This course is intended for developers who are familiar with the fundamentals of Windows Phone 7 development. It tackles many of the issues developers will run into in practice when developing real applications, including application architecture, working with services, handling data, and managing settings and state.
Yacine has been involved in the development of database-driven, n-tier web applications for over 10 years. Over time he has taken on various roles, including development, project management, offshore platform management and technical consulting. He has helped build a few solutions for Microsoft North Africa.
WP7 application architecture Welcome to this Phone 7 Hands On course series. Throughout this talk and the ones that will follow we'll build a data backed phone application from the ground up, covering many aspects of Windows Phone 7 business application development. In this module, I'll introduce MVVM for the phone and I'll use basic simple data generated in memory to create our MVVM app structure. In upcoming modules we'll add support for accessing remote data through OData, we'll improve the UI using more sophisticated phone controls, and we'll manage lifecycle events such as deactivation and tombstoning. In a second stage we'll also add more features to our application such as image capture and manipulation, cloud supports, and push notifications. We'll begin this talk with a quick review of what the MVVM pattern is and we'll also discuss Windows Phone specific aspects that we need to consider when applying the pattern in an application. Next, we'll go over a simplified real life application scenario that we'll use throughout this course for building our demo application and we'll briefly discuss the app's requirements. We'll the dive in and start coding, building our Phone 7 application from the ground up. We'll create our application MVVM structure, then our ViewModel classes, followed by our Main View and View Hierarchy. Then we'll take a step back for a moment to discuss phone related navigation aspects and we'll go ahead and add navigation to our sample app. Then we'll finish this talk with a discussion of commanding and how it helps maintain separation of concerns in our MVVM app, and I'll show you an example of that using some of the infrastructure that's provided by the open source MVVM Light framework.
WP7 and WCF Data Services Welcome to this second module of our Windows Phone 7 Hands On series. In this talk we pick up where we left off building a Windows Phone 7 MVVM application, which will continue to improve to make it a data backed application that can read and write data to and from a WCF Data Service. I'll begin with an overview of the Open Data protocol and we'll discuss what it is and what it brings to the table as a new way of exposing and accessing data. We'll also zoom in on Microsoft's implementation of OData, which fully integrates with both the Windows Communication Foundation and Web Stacks. And we'll look at how we can expose our own data as OData resources using WCF Data Services. We'll then shift back to the phone application with a discussion of the new OData client library for the phone. From there we'll examine how we generate queries from the phone to a data service using the library's asynchronous APIs and OData's built-in querying mechanisms that are embedded in URIs. And finally, we'll examine how changes that are made on the phone to data initially retrieved from the service are tracked by the client library and how we can easily push those changes back to the service for persistence in a data source.
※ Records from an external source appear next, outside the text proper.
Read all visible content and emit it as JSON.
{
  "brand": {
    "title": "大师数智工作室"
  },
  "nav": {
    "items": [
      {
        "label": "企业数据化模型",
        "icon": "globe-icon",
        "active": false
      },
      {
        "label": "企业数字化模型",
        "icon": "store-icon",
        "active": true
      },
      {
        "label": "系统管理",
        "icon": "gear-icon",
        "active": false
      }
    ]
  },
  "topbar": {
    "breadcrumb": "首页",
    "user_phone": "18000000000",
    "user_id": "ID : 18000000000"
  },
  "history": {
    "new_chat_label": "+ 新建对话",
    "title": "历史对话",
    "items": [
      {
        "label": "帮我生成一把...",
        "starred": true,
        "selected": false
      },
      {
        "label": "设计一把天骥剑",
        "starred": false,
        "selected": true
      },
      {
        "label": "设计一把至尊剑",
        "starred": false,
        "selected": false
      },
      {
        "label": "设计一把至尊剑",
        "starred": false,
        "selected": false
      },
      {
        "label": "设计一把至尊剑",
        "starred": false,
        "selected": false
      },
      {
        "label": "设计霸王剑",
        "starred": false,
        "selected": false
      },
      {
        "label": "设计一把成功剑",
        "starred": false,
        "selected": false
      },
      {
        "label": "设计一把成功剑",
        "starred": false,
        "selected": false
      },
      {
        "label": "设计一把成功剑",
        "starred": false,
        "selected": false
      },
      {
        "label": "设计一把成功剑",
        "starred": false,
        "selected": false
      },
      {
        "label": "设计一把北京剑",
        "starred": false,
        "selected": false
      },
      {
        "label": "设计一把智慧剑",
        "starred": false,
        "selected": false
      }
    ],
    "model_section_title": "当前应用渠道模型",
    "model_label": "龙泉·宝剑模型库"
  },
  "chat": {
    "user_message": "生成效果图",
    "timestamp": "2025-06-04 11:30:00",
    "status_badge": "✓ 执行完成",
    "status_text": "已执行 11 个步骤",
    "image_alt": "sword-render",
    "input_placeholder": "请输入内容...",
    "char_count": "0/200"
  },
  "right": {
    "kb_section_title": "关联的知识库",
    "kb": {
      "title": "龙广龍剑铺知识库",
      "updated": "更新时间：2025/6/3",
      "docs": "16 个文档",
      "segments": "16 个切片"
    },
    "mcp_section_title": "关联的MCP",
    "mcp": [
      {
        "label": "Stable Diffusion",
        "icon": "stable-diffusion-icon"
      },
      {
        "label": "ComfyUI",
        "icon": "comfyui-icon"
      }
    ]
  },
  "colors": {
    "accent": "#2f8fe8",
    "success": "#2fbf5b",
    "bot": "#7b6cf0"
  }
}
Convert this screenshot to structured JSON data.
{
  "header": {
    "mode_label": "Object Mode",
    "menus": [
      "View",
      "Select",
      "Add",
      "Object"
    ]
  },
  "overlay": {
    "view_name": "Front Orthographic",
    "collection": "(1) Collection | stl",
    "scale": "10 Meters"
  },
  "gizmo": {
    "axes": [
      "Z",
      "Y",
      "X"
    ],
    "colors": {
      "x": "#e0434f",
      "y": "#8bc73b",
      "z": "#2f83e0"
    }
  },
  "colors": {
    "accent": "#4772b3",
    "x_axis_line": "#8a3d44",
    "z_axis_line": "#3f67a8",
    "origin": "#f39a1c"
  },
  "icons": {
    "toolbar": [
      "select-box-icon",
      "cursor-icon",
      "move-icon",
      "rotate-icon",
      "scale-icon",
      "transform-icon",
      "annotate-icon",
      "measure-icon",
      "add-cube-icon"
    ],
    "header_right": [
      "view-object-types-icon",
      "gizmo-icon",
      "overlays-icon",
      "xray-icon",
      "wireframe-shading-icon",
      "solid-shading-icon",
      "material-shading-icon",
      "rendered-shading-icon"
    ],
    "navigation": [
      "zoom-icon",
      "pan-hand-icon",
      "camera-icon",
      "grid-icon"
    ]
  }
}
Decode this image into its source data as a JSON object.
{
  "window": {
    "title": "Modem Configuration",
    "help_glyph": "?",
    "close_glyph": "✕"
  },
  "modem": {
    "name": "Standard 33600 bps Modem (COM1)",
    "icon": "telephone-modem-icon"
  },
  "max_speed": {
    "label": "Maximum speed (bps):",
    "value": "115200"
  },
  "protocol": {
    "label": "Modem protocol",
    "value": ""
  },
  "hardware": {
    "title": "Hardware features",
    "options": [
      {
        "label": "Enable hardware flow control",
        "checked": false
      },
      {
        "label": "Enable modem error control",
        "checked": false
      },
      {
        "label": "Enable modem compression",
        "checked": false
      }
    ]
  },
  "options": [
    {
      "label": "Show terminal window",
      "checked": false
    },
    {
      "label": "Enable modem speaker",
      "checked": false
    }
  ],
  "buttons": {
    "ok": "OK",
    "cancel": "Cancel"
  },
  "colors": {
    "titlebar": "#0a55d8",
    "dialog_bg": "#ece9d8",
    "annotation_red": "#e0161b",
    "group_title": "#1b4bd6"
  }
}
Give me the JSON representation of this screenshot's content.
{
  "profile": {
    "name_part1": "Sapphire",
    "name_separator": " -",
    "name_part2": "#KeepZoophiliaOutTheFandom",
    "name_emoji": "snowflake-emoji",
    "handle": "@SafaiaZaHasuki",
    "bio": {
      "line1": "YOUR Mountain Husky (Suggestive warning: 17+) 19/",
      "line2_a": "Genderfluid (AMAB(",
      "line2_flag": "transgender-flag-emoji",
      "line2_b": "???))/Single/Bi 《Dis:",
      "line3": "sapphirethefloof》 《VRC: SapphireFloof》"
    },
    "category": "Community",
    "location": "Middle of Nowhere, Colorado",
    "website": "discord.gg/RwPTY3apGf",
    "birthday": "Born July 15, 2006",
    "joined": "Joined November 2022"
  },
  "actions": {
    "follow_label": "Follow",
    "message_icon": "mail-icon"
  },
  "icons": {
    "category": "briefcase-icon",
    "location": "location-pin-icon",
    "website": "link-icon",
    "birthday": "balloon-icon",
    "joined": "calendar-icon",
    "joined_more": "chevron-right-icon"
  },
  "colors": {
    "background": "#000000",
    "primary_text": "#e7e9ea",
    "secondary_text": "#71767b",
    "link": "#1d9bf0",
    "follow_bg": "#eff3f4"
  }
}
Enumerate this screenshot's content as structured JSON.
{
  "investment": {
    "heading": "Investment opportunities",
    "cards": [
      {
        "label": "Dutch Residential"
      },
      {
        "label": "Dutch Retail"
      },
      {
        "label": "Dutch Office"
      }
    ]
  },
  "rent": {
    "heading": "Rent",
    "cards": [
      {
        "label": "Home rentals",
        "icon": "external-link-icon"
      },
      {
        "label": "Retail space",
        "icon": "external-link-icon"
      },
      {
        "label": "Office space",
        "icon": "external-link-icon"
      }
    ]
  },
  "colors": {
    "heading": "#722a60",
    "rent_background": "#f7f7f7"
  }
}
Phone controls and data Welcome to module 4 of this Hands On Windows Phone 7 series. In this talk we improve our phone applications UI by integrating more sophisticated controls from the platform itself and from the Silverlight Toolkit for the phone and we leverage these controls data capabilities. We'll first examine the pivot control, one of the phone's main and most useful built-in controls, and we'll see how to integrate it into our Express Parcels application. Then we'll take a quick tour of the Silverlight toolkit for Windows Phone, which provides a set of great controls and components to compliment the platform. We'll first talk about the PerformanceProgressBar and we'll see how we can bring it into our demo app and connect it to our data workflow. We'll then move on to a focus on the LongListSelector control, a powerful and versatile control that provides a rich selection UI and we'll set it up to work with our data service. We'll also look at how we can improve our application's user experience by deferring the loading of some data until it's needed, in conjunction with the pivot control's built-in capabilities. Along the way we'll see an example of using the MVVM Light framework's messaging facilities to easily achieve decoupled communication among our classes. Then we'll conclude with an example of using two other controls in a toolkit, the ListPicker and the TimePicker and binding them to our service data.
Managing state Welcome to the fourth module of this Phone 7 course. In this talk we'll look at state management topics on the phone, specifically from a service backed data application viewpoint. We'll start this talk with a brief review of the phone's execution model and the event hooks that are available for managing application state throughout the lifecycle. We'll also look at the constraints that the execution model imposes on our application when working with external data, then we'll dig into OData's specific answer to data state management challenges associated with the phone's lifecycle model, and we'll examine the new DataServiceState class that was designed to address these needs. In the process we'll highlight some of the shortcomings of the current version of DataServiceState and I'll point some ways around these limitations. Then we'll zoom in on some of the challenges of page and control state management in the face of tombstoning. And finally we'll take a stab at storing data locally on the phone and we'll look at an example of enabling a local versus remote data scenario.